Exclusive Blog - Felix Speaks
My name is Felix and I am the lead vocalist, songwriter and general instigator of London’s cuddliest alternative roots band, Hey Negrita. I would like to start off by saying a massive THANK YOU to The Music Fix for asking me to do this exclusive blog and for giving me a platform to vent in the run-up to the release of our new, all-acoustic album Burn The Whole Place Down on October 5.
Over the coming weeks I will be channeling my hazy ideologies straight into your boxes via invisible vibrations on the rum-soaked airwaves (or through my bright yellow Ethernet cable whenever my wifi connection conks out). Although I haven’t really begun thinking about what kind of nonsense I might end up spouting, I would imagine that the following subjects are bound to get a mention:
- What it’s like being in Hey Negrita, where we came from and what we’re up to;
- The New British Roots Movement (Alabama 3, Kitty Daisy & Lewis, Mumford & Sons, The Barker Band, The Travelling Band etc);
- Our animated zombie videos and upcoming interactive zombie-sex fighting game;
- Anything that relates to my deep passion for good music, firm breasts and ice cold beer
I suppose it probably makes sense to start off by giving you a bit of background on the band and by explaining why we have decided to release an all-acoustic album this time around. It all began around nine years ago, when I moved to a detox ward in south Florida in a desperate, last-ditch attempt to try and break my five-year addiction to heroin. When the physical withdrawals finally started to loosen their grip, I began writing songs as a way of getting out all the emotional crap that had built up over the years. I spent my evenings jamming with two of my roommates – a 55-year-old cowboy-junky who had played with Gram Parsons and Little Feat and one of Ray Charles’ long time backing singers.
When I returned to London the following summer, opiate-free and armed to the teeth with bittersweet music and bright ideas, I decided to start a new band in order to make sense of the 60 or 70 songs I had written during my ‘sabbatical’. The release of two albums and several years of sweaty gigs passed me by and, before I knew it, I found myself sitting backstage at The Rescue Rooms in Nottingham on the last night of a long tour with Alabama 3. The band that I had worked so hard to put together had all but disintegrated. Our percussionist had left to become an orgasm therapist on a Portuguese avocado plantation, our keyboard player had met a girl on tour and was getting married and moving to Missouri and our guitarist had had enough of life on the road. The UK tour, which had followed a shambolic stint up the west coast of America with Tony Joe White, had been a perfect cliché of everything you might expect from a month of debauchery with Brixton’s finest.
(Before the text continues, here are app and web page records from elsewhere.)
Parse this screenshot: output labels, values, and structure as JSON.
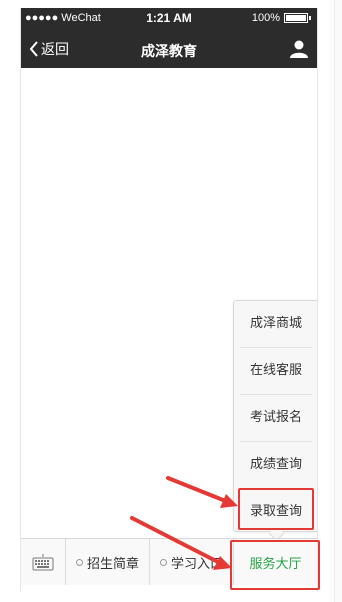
{
  "status_bar": {
    "carrier": "●●●●● WeChat",
    "time": "1:21 AM",
    "battery": "100%"
  },
  "nav": {
    "back_label": "返回",
    "title": "成泽教育",
    "user_icon": "user-icon"
  },
  "popup_menu": {
    "items": [
      "成泽商城",
      "在线客服",
      "考试报名",
      "成绩查询",
      "录取查询"
    ]
  },
  "menu_bar": {
    "keyboard_icon": "keyboard-icon",
    "items": [
      {
        "label": "招生简章"
      },
      {
        "label": "学习入口"
      },
      {
        "label": "服务大厅"
      }
    ]
  },
  "colors": {
    "nav_bg": "#2c2c2c",
    "active_menu": "#25a244",
    "annotation": "#e53935"
  }
}
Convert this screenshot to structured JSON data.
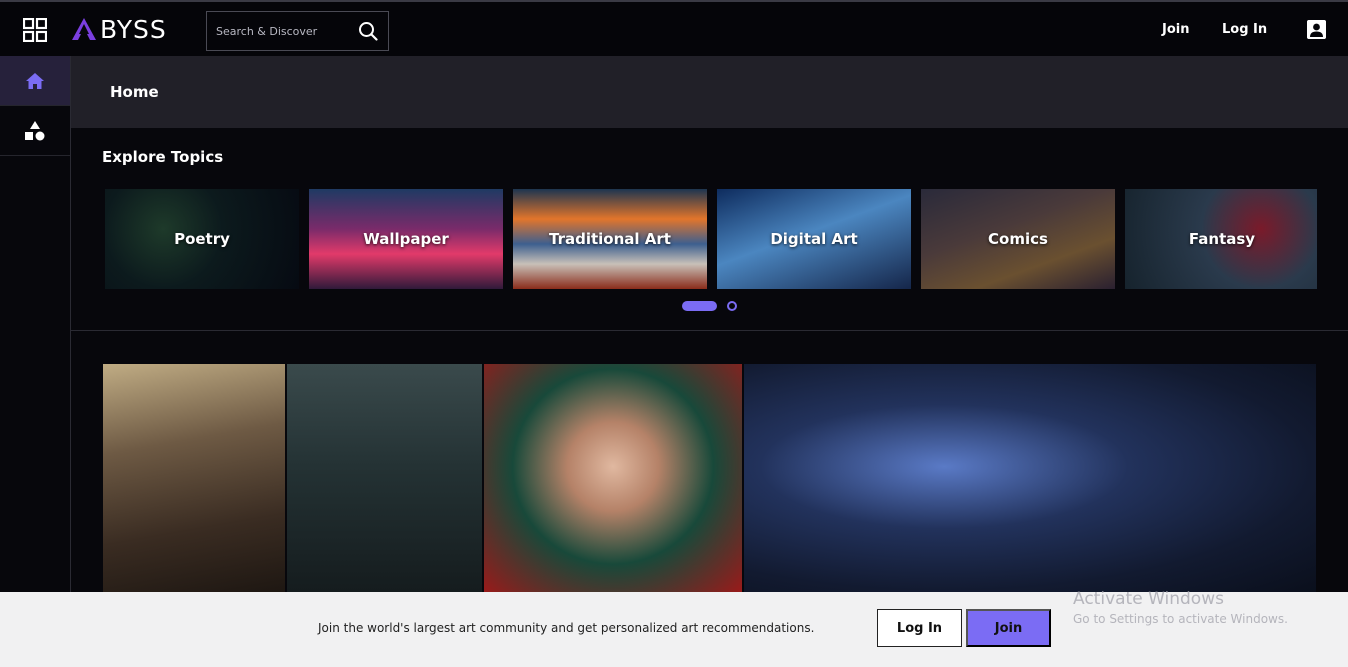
{
  "header": {
    "logo_text": "BYSS",
    "search_placeholder": "Search & Discover",
    "join_label": "Join",
    "login_label": "Log In"
  },
  "home": {
    "title": "Home"
  },
  "topics": {
    "title": "Explore Topics",
    "items": [
      {
        "label": "Poetry"
      },
      {
        "label": "Wallpaper"
      },
      {
        "label": "Traditional Art"
      },
      {
        "label": "Digital Art"
      },
      {
        "label": "Comics"
      },
      {
        "label": "Fantasy"
      }
    ],
    "carousel_pages": 2,
    "carousel_active": 1
  },
  "cta": {
    "message": "Join the world's largest art community and get personalized art recommendations.",
    "login_label": "Log In",
    "join_label": "Join"
  },
  "watermark": {
    "title": "Activate Windows",
    "subtitle": "Go to Settings to activate Windows."
  },
  "colors": {
    "accent": "#7b6cf4",
    "page_bg": "#07070c",
    "banner_bg": "#212028",
    "cta_bg": "#f1f1f2"
  },
  "icons": [
    "apps-grid-icon",
    "abyss-logo-icon",
    "search-icon",
    "user-icon",
    "home-icon",
    "shapes-icon"
  ]
}
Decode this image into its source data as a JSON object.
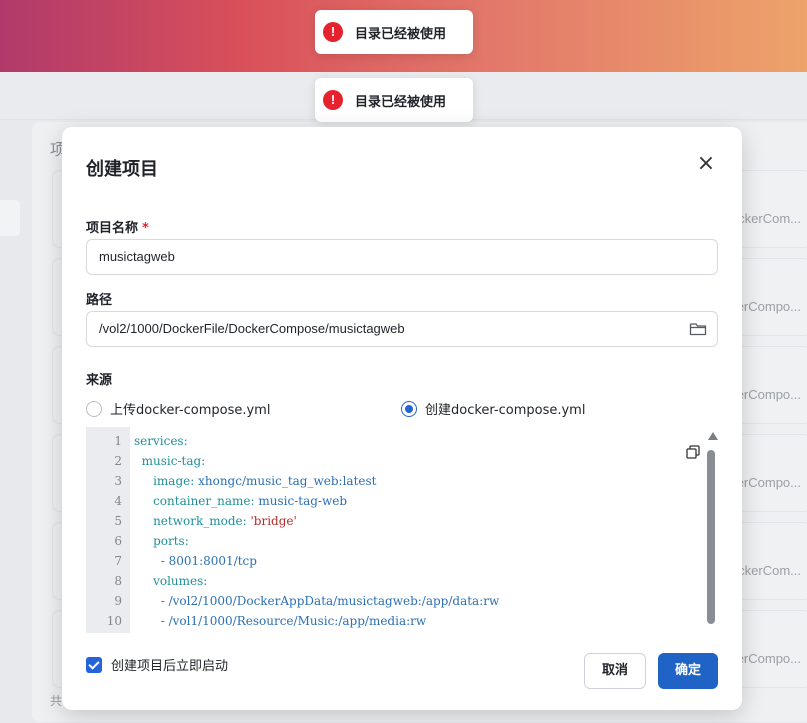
{
  "toasts": [
    {
      "message": "目录已经被使用"
    },
    {
      "message": "目录已经被使用"
    }
  ],
  "background": {
    "heading": "项",
    "card_text": "ckerCom...",
    "card_text_2": "ckerCompo...",
    "card_text_3": "ckerCompo...",
    "card_text_4": "ckerCompo...",
    "card_text_5": "ckerCom...",
    "card_text_6": "ckerCompo...",
    "footer": "共"
  },
  "dialog": {
    "title": "创建项目",
    "close_symbol": "×",
    "name_label": "项目名称",
    "required_mark": "*",
    "name_value": "musictagweb",
    "path_label": "路径",
    "path_value": "/vol2/1000/DockerFile/DockerCompose/musictagweb",
    "source_label": "来源",
    "source_options": [
      {
        "label": "上传docker-compose.yml",
        "selected": false
      },
      {
        "label": "创建docker-compose.yml",
        "selected": true
      }
    ],
    "code_lines": [
      {
        "n": "1",
        "indent": "",
        "key": "services:",
        "value": "",
        "value_type": ""
      },
      {
        "n": "2",
        "indent": "  ",
        "key": "music-tag:",
        "value": "",
        "value_type": ""
      },
      {
        "n": "3",
        "indent": "     ",
        "key": "image:",
        "value": " xhongc/music_tag_web:latest",
        "value_type": "v"
      },
      {
        "n": "4",
        "indent": "     ",
        "key": "container_name:",
        "value": " music-tag-web",
        "value_type": "v"
      },
      {
        "n": "5",
        "indent": "     ",
        "key": "network_mode:",
        "value": " 'bridge'",
        "value_type": "s"
      },
      {
        "n": "6",
        "indent": "     ",
        "key": "ports:",
        "value": "",
        "value_type": ""
      },
      {
        "n": "7",
        "indent": "       ",
        "key": "",
        "value": "- 8001:8001/tcp",
        "value_type": "v"
      },
      {
        "n": "8",
        "indent": "     ",
        "key": "volumes:",
        "value": "",
        "value_type": ""
      },
      {
        "n": "9",
        "indent": "       ",
        "key": "",
        "value": "- /vol2/1000/DockerAppData/musictagweb:/app/data:rw",
        "value_type": "v"
      },
      {
        "n": "10",
        "indent": "       ",
        "key": "",
        "value": "- /vol1/1000/Resource/Music:/app/media:rw",
        "value_type": "v"
      }
    ],
    "autostart_label": "创建项目后立即启动",
    "autostart_checked": true,
    "cancel_label": "取消",
    "ok_label": "确定"
  },
  "colors": {
    "accent": "#2563d8",
    "primary_button": "#1f63c6",
    "error": "#e5222e",
    "yaml_key": "#1f8f9a",
    "yaml_value": "#2b6fb5",
    "yaml_string": "#b22c2c"
  },
  "icons": {
    "error": "exclamation-circle-icon",
    "close": "close-icon",
    "folder": "folder-icon",
    "copy": "copy-icon"
  }
}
Now all I had left was our drummer, the Reverend Neil Findlay, and a bunch of new songs I was aching to record. So together we returned to London and assembled a new band. We recorded our third album, You Can Kick, and spent the summer performing at over a dozen festivals. From Glastonbury and Bestival to Latitude and Cambridge Folk Festival, no one was safe from our glorious racket. We were even invited to open for The Beach Boys in Germany before heading out on a fourteen-date UK headline tour.
In order to promote the new album we recorded a bunch of acoustic sessions for the BBC (including the Bob Harris Show on BBC Radio 2). We were so pleased with how these sounded that we decided to book an afternoon in a studio to see how many tracks we could get down without any overdubs or edits. So we abandoned our electric guitars, turned off the amps and stripped down the drums. We just sat in a circle and put some microphones up. We didn’t even bother with headphones. We really wanted to capture the vibe and intimacy of how we sound when we’re jamming late at night in the kitchen. We ended up with a 12-track album which even included a brand new song, the title track Burn The Whole Place Down.
I was very excited when we were invited to introduce the acoustic incarnation of the band in March this year during a short American tour, which included performances at the Canadian Music Week in Toronto, a seven-gig stint at SXSW in Austin as well as one-off concerts in New York, Nashville, Memphis and Chicago. When we got back we played sold-out shows at London’s Borderline and at the Bergen Music Festival in Norway as well as a secret busking session at the Cambridge Folk Festival.
So now, as we prepare for the release of the acoustic album and a couple of large tours in the autumn, hopes are high and below the rough surface of uncertainty and anticipation, it seems that something bigger is bubbling away.
Burn the Whole Place Down is due for release on 5 October 2009 and you can pre-order it now using the best prices links at the top left of this article